by Leora Abelson, Academic Year Program Manager
CCI Area Representative Merle Barr organized a Greenheart project for several of her high school Academic Year and FLEX program students. With financial support from CCI, they planted native species in a wildlife refuge in their area. “Five FLEX students and one German student from CCI along with two parents helped plant native plants at Turnbull National Wildlife Refuge on April 22,” Merle wrote. “The students and parents worked hard at planting in very difficult ground. We were to dig out the exotic grasses in a 3′ circle and then dig an appropriate hole and plant our plants. We encountered plenty of rocks so the digging was difficult.”
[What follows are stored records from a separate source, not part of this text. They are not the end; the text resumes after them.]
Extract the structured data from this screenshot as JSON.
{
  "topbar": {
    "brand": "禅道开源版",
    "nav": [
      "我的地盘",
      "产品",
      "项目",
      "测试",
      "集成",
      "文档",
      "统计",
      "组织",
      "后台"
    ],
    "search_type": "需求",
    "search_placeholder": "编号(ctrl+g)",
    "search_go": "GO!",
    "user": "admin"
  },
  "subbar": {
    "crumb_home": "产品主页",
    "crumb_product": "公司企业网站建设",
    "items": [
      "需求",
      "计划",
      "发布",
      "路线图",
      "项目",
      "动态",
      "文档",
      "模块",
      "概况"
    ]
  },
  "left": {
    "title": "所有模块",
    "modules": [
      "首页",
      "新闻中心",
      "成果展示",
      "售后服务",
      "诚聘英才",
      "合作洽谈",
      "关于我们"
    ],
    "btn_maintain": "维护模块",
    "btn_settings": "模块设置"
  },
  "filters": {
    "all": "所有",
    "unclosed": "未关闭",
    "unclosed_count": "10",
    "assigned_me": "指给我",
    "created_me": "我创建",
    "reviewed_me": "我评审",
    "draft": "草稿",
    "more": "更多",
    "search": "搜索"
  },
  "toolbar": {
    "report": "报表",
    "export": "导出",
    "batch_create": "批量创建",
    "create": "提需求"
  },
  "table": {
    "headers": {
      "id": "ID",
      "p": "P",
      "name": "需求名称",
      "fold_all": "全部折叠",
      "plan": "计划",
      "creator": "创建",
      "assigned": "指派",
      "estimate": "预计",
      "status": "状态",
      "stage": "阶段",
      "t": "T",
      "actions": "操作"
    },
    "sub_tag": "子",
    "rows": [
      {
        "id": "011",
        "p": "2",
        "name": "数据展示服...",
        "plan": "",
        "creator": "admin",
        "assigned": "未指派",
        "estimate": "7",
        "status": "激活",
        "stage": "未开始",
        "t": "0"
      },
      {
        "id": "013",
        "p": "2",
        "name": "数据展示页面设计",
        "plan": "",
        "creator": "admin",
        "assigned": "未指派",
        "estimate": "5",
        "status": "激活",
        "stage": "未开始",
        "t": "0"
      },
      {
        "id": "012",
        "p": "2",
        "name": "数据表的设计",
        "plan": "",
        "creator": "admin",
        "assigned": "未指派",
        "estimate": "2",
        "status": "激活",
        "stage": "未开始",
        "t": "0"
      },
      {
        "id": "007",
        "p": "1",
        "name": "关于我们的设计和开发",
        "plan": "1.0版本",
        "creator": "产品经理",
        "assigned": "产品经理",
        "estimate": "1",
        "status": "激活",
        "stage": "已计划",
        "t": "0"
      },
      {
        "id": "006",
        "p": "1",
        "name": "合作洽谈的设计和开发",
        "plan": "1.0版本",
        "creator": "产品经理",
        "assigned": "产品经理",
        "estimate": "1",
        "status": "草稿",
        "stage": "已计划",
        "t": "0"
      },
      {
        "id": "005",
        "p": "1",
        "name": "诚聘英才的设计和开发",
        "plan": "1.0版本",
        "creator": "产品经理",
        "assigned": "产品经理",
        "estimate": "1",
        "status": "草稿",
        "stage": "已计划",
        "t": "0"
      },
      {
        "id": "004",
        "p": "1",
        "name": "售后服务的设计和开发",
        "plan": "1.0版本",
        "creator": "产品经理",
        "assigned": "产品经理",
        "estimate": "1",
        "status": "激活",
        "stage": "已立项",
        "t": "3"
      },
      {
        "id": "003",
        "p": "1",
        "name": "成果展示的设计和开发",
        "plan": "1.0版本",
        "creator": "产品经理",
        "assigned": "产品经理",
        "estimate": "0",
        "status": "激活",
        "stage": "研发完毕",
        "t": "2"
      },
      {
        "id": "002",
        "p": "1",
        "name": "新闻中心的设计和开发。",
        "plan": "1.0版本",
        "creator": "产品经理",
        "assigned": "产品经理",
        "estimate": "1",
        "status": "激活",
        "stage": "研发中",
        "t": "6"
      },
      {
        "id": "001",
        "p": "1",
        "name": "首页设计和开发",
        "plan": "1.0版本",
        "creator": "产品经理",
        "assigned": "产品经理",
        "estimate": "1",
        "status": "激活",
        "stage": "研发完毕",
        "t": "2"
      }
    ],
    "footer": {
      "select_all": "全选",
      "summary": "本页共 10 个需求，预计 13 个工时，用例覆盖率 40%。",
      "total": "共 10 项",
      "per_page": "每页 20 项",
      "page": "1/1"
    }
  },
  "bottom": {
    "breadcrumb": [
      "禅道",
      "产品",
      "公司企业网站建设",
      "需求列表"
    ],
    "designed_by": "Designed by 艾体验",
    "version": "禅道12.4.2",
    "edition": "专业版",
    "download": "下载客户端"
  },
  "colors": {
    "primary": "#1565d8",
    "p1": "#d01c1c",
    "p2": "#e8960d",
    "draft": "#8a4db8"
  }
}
This project was to show the students the value of keeping some areas in their natural state to help protect native plants and animals.
The students learned the history of Turnbull which is located in northeastern Washington State. It was was established in 1937 to provide productive breeding and nesting grounds for migratory birds and other wildlife. The group learned that it was purchased with the money generated by the Federal Duck Stamp program. The Refuge continues to grow and is currently up to 17,000 acres with 8 employees. For over 25 years, it has been a center of hands-on environmental education for children and adults.